The Key lime tree (Citrus aurantifolia Swingle), also popularly known as the Mexican algae or West Indian lime, is precious across U.S. Department of Agriculture plant hardiness zones 9 through 11 as an ornamental because of its kind, foliage and blossoms, in addition to for the little, acidic fruits it produces.
Habit, Form and Hardiness
The Key lime tree is an evergreen, meaning it keeps its foliage year-round. This plant grows very vigorously, reaching a mature height of 6 1/2 to 13 feet. Key lime trees possess lots of slender, spreading branches, appearing bushy with a curved, umbrella or vase-like canopy shape. The Key lime is vulnerable to cold damage, suffering injury to foliage below 32 degrees Fahrenheit and timber damage or death if temperatures drop below 29 degrees Fahrenheit.
Foliage and Bark
The evergreen leaves of this Key lime are mild purplish when young and dull dark-green when mature. These leathery, elliptical leaves measure 2 to 3 inches long with little, curved teeth. The foliage grows densely and has a pleasant scent. The slender branches of the majority of Essential lime trees have lots of sharp 3/8-inch long spines. There are a number of spineless cultivars; those selections produce less fruit, have darker green foliage and are more streamlined.
Flowers and Fruit
Key lime tree blossoms, appearing on the plant in spring, are faintly fragrant, white and measure 2 inches across. The key lime fruit that develops from these flowers is born singly or in clusters and is around or slightly elliptical and sometimes has a small nipple at the same end. The fruits generally have a diameter of 1 1/2 to 2 inches and have a thin peel that is greenish yellow to yellow in maturity. The greenish yellow pulp is juicy, acidic and split into 10 to 12 segments.
Site Preferences and Applications
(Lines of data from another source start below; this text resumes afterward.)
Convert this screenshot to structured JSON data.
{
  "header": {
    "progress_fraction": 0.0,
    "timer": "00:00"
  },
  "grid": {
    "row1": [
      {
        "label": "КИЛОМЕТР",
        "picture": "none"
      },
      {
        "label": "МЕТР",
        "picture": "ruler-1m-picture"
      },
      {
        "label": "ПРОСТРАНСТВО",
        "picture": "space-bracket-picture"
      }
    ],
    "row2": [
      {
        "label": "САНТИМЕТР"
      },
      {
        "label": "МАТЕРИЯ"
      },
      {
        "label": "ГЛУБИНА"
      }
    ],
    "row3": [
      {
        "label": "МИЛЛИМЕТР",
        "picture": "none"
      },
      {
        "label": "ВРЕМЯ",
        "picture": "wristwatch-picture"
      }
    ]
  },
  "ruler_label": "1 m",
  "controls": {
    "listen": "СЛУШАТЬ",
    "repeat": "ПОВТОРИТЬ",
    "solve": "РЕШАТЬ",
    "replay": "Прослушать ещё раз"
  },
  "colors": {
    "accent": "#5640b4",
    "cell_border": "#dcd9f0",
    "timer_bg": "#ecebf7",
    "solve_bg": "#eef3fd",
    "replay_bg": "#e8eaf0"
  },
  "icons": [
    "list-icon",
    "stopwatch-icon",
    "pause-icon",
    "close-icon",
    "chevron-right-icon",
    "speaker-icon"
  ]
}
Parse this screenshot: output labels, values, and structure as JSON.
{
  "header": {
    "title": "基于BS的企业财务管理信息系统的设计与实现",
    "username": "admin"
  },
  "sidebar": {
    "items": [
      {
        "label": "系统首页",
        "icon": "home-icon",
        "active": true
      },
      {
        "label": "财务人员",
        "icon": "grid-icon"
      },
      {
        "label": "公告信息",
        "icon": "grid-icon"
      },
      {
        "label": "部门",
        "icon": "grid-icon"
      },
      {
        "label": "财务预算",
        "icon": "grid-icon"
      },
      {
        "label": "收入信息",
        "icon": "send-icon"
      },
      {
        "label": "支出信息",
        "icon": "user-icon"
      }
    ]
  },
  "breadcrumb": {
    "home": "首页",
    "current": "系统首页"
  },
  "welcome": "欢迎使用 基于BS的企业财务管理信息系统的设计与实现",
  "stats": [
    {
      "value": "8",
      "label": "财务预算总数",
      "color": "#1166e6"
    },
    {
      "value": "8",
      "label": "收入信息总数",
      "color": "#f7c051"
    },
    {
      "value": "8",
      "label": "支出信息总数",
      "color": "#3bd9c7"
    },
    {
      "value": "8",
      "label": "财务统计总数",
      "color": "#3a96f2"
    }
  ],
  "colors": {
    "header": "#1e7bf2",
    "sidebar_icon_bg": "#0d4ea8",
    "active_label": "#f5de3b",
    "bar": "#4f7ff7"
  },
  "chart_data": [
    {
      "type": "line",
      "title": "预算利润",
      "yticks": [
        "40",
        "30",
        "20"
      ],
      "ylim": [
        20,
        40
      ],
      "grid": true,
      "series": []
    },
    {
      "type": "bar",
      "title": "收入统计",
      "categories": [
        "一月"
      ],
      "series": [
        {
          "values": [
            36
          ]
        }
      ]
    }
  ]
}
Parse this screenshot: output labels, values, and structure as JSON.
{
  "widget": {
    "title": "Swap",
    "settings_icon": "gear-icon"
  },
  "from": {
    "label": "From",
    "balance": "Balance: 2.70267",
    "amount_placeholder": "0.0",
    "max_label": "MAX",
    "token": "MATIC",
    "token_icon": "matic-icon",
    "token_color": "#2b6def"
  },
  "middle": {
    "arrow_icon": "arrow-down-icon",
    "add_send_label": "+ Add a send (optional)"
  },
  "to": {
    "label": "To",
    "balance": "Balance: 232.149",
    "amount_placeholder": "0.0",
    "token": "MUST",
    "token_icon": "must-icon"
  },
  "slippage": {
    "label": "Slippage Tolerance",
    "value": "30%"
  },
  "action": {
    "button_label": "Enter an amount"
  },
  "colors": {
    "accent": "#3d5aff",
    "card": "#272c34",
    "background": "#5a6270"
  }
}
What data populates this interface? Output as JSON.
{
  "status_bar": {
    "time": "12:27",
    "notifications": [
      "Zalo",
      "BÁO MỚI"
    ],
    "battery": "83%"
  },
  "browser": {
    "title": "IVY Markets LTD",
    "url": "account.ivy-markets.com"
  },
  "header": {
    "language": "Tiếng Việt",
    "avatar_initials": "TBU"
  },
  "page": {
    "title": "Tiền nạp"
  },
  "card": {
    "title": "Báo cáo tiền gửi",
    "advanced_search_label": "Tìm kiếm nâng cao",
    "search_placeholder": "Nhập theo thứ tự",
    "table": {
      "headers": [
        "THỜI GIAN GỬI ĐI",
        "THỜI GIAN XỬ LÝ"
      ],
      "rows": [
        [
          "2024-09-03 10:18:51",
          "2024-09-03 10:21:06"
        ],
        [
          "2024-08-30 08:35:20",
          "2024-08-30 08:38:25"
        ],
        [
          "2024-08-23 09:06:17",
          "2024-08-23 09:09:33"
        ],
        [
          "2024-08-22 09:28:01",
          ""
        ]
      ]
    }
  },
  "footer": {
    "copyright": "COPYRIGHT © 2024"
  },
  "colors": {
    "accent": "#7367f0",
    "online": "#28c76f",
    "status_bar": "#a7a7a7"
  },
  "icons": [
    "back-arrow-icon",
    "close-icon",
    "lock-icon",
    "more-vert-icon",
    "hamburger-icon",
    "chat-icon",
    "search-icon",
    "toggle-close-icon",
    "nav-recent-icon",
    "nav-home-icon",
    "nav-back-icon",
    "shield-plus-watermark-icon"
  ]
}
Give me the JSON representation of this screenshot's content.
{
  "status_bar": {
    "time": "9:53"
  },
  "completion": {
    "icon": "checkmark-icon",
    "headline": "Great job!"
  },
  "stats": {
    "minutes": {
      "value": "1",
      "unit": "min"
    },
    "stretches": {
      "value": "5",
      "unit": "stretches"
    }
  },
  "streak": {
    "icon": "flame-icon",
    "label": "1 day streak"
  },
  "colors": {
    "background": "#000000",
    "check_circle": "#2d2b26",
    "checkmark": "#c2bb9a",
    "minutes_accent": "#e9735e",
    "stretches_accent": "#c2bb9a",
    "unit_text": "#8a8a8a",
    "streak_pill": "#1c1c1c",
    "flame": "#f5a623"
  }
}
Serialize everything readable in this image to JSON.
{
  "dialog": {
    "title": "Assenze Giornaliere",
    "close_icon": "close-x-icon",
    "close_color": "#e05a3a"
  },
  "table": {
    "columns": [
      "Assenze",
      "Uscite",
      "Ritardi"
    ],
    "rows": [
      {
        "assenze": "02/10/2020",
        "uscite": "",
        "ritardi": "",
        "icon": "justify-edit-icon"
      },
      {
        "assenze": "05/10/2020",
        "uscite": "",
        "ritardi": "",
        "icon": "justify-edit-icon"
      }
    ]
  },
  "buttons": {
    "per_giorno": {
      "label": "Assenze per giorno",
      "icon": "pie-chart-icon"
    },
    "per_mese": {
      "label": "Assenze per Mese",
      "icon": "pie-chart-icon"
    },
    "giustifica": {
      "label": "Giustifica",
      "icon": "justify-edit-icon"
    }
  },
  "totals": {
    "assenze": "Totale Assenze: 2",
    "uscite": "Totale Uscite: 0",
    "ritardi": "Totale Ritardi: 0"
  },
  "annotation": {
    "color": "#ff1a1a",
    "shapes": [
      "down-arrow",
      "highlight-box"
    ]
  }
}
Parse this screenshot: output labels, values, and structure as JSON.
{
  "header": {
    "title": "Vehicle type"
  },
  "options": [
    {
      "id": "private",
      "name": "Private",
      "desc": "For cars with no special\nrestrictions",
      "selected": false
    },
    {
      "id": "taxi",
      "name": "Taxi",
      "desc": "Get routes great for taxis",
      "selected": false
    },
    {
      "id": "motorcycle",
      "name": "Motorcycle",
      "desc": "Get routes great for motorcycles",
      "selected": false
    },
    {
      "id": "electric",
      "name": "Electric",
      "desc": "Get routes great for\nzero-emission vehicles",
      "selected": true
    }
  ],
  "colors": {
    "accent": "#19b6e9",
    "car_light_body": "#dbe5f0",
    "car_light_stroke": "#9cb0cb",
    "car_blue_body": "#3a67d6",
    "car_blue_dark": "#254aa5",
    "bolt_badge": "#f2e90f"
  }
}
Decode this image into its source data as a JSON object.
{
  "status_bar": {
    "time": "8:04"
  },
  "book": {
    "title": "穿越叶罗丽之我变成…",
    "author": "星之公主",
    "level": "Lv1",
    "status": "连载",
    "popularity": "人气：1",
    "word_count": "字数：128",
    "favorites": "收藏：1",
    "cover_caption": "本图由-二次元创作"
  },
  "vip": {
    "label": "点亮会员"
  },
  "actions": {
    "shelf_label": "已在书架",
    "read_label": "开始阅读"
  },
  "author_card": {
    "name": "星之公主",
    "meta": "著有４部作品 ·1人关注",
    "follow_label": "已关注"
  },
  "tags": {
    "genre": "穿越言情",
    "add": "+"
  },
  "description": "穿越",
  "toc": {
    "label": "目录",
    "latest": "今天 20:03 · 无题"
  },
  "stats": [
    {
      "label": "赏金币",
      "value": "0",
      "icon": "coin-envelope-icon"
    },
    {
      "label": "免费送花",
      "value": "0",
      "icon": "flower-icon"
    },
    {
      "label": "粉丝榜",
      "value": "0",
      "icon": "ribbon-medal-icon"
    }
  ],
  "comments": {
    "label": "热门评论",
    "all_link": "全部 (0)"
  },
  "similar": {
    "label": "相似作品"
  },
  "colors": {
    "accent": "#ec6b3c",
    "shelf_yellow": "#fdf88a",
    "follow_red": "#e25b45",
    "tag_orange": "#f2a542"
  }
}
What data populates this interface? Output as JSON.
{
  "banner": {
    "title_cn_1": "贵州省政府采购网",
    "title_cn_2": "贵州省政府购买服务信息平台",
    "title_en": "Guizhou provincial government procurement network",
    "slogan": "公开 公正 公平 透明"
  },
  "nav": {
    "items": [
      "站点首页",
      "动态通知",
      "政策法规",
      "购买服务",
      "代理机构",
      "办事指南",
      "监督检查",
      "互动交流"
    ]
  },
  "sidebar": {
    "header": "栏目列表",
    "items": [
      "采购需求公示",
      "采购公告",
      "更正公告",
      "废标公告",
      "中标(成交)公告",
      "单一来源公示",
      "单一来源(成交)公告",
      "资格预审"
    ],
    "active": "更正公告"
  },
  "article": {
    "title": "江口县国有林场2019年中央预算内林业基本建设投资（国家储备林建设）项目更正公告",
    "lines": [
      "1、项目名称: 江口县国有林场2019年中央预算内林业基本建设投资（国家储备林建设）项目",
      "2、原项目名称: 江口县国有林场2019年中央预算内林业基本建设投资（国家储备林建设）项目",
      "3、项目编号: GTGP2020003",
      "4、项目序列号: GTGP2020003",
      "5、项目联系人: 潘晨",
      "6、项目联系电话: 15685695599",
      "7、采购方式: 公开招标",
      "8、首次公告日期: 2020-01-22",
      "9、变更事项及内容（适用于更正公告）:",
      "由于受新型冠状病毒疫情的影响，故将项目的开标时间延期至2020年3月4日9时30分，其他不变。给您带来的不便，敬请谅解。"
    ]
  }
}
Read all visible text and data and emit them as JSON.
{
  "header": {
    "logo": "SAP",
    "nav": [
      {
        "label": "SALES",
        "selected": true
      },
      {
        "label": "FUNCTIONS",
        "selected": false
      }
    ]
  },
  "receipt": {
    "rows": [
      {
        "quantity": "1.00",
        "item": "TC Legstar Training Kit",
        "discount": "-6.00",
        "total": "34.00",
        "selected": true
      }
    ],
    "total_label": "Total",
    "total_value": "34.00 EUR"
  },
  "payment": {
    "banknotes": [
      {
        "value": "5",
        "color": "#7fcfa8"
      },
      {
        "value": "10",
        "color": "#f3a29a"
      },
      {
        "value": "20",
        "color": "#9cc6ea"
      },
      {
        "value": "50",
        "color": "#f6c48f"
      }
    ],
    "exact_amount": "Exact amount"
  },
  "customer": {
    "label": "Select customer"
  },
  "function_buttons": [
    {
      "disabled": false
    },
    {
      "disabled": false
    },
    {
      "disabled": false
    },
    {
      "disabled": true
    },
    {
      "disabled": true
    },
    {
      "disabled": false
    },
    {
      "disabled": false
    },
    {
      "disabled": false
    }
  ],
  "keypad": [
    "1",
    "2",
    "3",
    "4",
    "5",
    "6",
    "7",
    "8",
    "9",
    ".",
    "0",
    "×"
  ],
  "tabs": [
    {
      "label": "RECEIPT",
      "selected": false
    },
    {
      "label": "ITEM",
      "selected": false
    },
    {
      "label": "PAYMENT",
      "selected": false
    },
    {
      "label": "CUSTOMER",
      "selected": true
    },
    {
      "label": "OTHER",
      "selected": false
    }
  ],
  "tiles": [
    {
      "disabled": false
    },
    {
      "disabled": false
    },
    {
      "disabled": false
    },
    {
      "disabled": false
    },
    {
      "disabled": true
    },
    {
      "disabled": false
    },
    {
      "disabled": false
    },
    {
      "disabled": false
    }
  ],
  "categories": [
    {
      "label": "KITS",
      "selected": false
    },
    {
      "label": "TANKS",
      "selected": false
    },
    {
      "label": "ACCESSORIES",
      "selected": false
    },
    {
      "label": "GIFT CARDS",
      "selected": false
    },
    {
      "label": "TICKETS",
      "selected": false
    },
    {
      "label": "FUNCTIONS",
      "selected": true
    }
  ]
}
The Key lime tree performs best if planted in full sunlight and at least 12 to 20 feet away from structures and other trees. It may grow well in a range of soils, including sites that are highly alkaline or acidic. Good soil drainage is very important to Key lime tree growth; nutrient deficiencies and disorders can occur where excessive moisture lasts around the plant’s root system. The Key lime tree can be planted as a specimen, utilized as a screen or hedge or espaliered.
Recently planted Key lime trees require watering at planting, every other day for about a week, after which one or two times per week for the first two or three months following planting. Once shown, only occasional watering during prolonged dry periods is warranted. Occasional, though not excessive application of a balanced fertilizer will encourage Vital lime tree vigor. A paling or mottling of leaves may indicate a nutrient deficiency. Excessive fertilizer can stimulate a feeling of new growth especially vulnerable to pests and diseases. A light pruning to thin out the canopy and remove problematic crossing or rubbing branches is best done soon after fruit harvest.